> [GIVEN DATA]
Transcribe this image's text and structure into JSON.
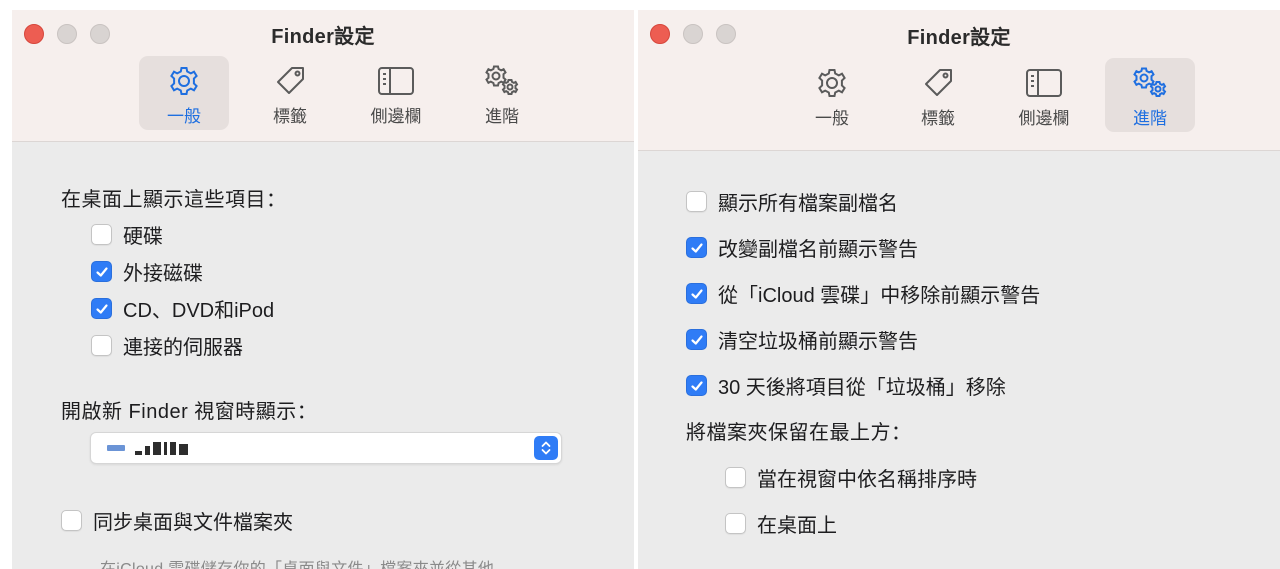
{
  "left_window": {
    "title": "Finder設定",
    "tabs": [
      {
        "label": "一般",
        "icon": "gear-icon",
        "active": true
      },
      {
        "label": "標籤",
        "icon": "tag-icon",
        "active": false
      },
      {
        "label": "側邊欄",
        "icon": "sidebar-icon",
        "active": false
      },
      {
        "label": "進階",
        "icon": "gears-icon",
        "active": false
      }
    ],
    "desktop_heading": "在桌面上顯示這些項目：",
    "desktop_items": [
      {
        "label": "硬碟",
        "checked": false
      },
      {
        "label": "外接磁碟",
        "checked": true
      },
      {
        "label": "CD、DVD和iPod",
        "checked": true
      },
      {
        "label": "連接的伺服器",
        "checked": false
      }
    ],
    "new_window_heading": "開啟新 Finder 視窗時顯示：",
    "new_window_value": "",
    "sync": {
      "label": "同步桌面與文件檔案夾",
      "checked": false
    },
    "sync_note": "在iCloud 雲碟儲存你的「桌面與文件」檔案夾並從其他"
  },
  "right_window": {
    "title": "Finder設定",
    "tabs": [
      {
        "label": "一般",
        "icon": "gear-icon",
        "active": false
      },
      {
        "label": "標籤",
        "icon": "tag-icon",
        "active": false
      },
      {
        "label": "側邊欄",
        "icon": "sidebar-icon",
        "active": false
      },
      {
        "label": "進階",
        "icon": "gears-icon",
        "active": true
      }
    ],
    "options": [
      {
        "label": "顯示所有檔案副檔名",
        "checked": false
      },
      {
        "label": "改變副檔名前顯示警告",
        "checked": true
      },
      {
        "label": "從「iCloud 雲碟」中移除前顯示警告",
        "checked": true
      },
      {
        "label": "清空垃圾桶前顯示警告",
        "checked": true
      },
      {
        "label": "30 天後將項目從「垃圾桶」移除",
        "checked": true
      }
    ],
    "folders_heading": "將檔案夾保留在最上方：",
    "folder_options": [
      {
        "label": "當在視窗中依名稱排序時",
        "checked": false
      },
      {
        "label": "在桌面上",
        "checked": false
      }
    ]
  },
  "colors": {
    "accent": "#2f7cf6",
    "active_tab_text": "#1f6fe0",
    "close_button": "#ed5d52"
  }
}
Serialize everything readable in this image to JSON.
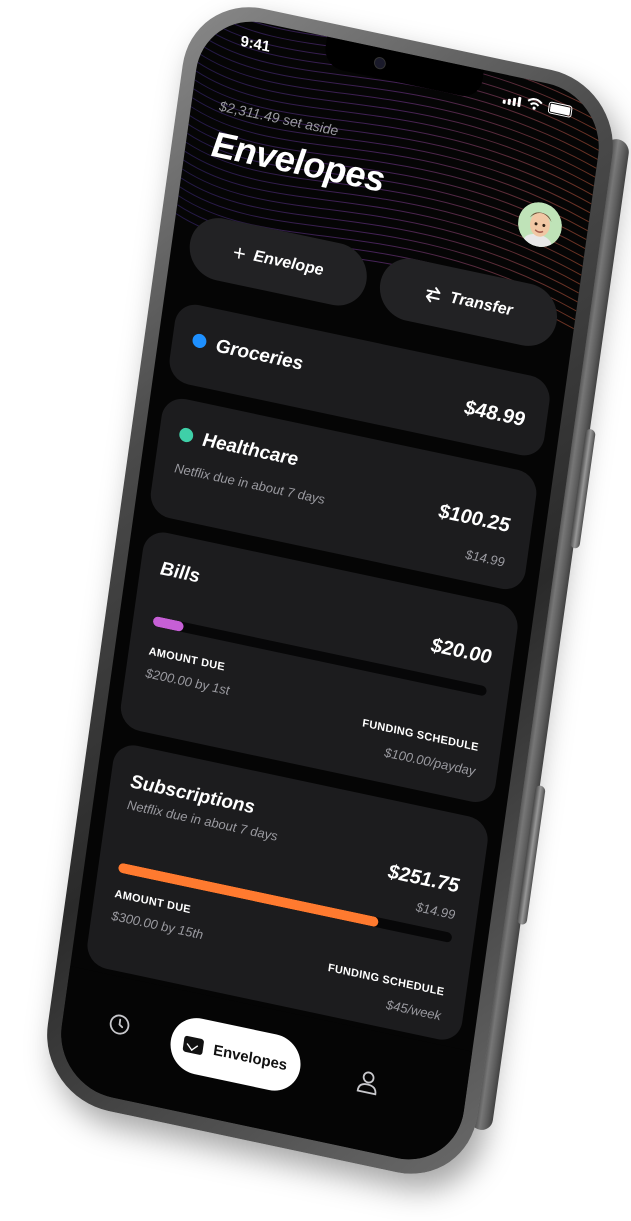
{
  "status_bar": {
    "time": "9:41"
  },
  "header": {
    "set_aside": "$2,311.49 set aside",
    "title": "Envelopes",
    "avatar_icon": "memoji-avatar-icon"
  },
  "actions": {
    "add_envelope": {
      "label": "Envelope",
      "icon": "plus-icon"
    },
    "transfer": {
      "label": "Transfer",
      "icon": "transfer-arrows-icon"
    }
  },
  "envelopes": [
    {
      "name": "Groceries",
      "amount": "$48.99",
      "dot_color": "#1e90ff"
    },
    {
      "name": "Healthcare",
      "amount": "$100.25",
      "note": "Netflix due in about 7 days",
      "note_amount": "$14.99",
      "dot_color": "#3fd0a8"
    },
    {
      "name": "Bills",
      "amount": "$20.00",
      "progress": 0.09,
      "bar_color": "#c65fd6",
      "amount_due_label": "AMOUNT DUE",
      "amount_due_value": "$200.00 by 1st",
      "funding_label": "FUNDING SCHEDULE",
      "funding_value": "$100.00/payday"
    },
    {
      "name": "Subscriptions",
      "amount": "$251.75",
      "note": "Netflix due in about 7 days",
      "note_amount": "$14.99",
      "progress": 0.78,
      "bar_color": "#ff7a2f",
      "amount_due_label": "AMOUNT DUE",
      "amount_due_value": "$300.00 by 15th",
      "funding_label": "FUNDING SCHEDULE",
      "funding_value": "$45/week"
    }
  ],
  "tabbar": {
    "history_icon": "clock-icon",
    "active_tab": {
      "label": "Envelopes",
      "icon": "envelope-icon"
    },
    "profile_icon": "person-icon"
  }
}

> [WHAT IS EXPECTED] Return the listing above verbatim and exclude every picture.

> [EXPECTED ANSWER]
Transcribe this image's text and structure into JSON.
{
  "left_window": {
    "title": "Finder設定",
    "tabs": [
      {
        "label": "一般",
        "icon": "gear-icon",
        "active": true
      },
      {
        "label": "標籤",
        "icon": "tag-icon",
        "active": false
      },
      {
        "label": "側邊欄",
        "icon": "sidebar-icon",
        "active": false
      },
      {
        "label": "進階",
        "icon": "gears-icon",
        "active": false
      }
    ],
    "desktop_heading": "在桌面上顯示這些項目：",
    "desktop_items": [
      {
        "label": "硬碟",
        "checked": false
      },
      {
        "label": "外接磁碟",
        "checked": true
      },
      {
        "label": "CD、DVD和iPod",
        "checked": true
      },
      {
        "label": "連接的伺服器",
        "checked": false
      }
    ],
    "new_window_heading": "開啟新 Finder 視窗時顯示：",
    "new_window_value": "",
    "sync": {
      "label": "同步桌面與文件檔案夾",
      "checked": false
    },
    "sync_note": "在iCloud 雲碟儲存你的「桌面與文件」檔案夾並從其他"
  },
  "right_window": {
    "title": "Finder設定",
    "tabs": [
      {
        "label": "一般",
        "icon": "gear-icon",
        "active": false
      },
      {
        "label": "標籤",
        "icon": "tag-icon",
        "active": false
      },
      {
        "label": "側邊欄",
        "icon": "sidebar-icon",
        "active": false
      },
      {
        "label": "進階",
        "icon": "gears-icon",
        "active": true
      }
    ],
    "options": [
      {
        "label": "顯示所有檔案副檔名",
        "checked": false
      },
      {
        "label": "改變副檔名前顯示警告",
        "checked": true
      },
      {
        "label": "從「iCloud 雲碟」中移除前顯示警告",
        "checked": true
      },
      {
        "label": "清空垃圾桶前顯示警告",
        "checked": true
      },
      {
        "label": "30 天後將項目從「垃圾桶」移除",
        "checked": true
      }
    ],
    "folders_heading": "將檔案夾保留在最上方：",
    "folder_options": [
      {
        "label": "當在視窗中依名稱排序時",
        "checked": false
      },
      {
        "label": "在桌面上",
        "checked": false
      }
    ]
  },
  "colors": {
    "accent": "#2f7cf6",
    "active_tab_text": "#1f6fe0",
    "close_button": "#ed5d52"
  }
}
Serialize everything readable in this image to JSON.
{
  "status_bar": {
    "time": "9:41"
  },
  "header": {
    "set_aside": "$2,311.49 set aside",
    "title": "Envelopes",
    "avatar_icon": "memoji-avatar-icon"
  },
  "actions": {
    "add_envelope": {
      "label": "Envelope",
      "icon": "plus-icon"
    },
    "transfer": {
      "label": "Transfer",
      "icon": "transfer-arrows-icon"
    }
  },
  "envelopes": [
    {
      "name": "Groceries",
      "amount": "$48.99",
      "dot_color": "#1e90ff"
    },
    {
      "name": "Healthcare",
      "amount": "$100.25",
      "note": "Netflix due in about 7 days",
      "note_amount": "$14.99",
      "dot_color": "#3fd0a8"
    },
    {
      "name": "Bills",
      "amount": "$20.00",
      "progress": 0.09,
      "bar_color": "#c65fd6",
      "amount_due_label": "AMOUNT DUE",
      "amount_due_value": "$200.00 by 1st",
      "funding_label": "FUNDING SCHEDULE",
      "funding_value": "$100.00/payday"
    },
    {
      "name": "Subscriptions",
      "amount": "$251.75",
      "note": "Netflix due in about 7 days",
      "note_amount": "$14.99",
      "progress": 0.78,
      "bar_color": "#ff7a2f",
      "amount_due_label": "AMOUNT DUE",
      "amount_due_value": "$300.00 by 15th",
      "funding_label": "FUNDING SCHEDULE",
      "funding_value": "$45/week"
    }
  ],
  "tabbar": {
    "history_icon": "clock-icon",
    "active_tab": {
      "label": "Envelopes",
      "icon": "envelope-icon"
    },
    "profile_icon": "person-icon"
  }
}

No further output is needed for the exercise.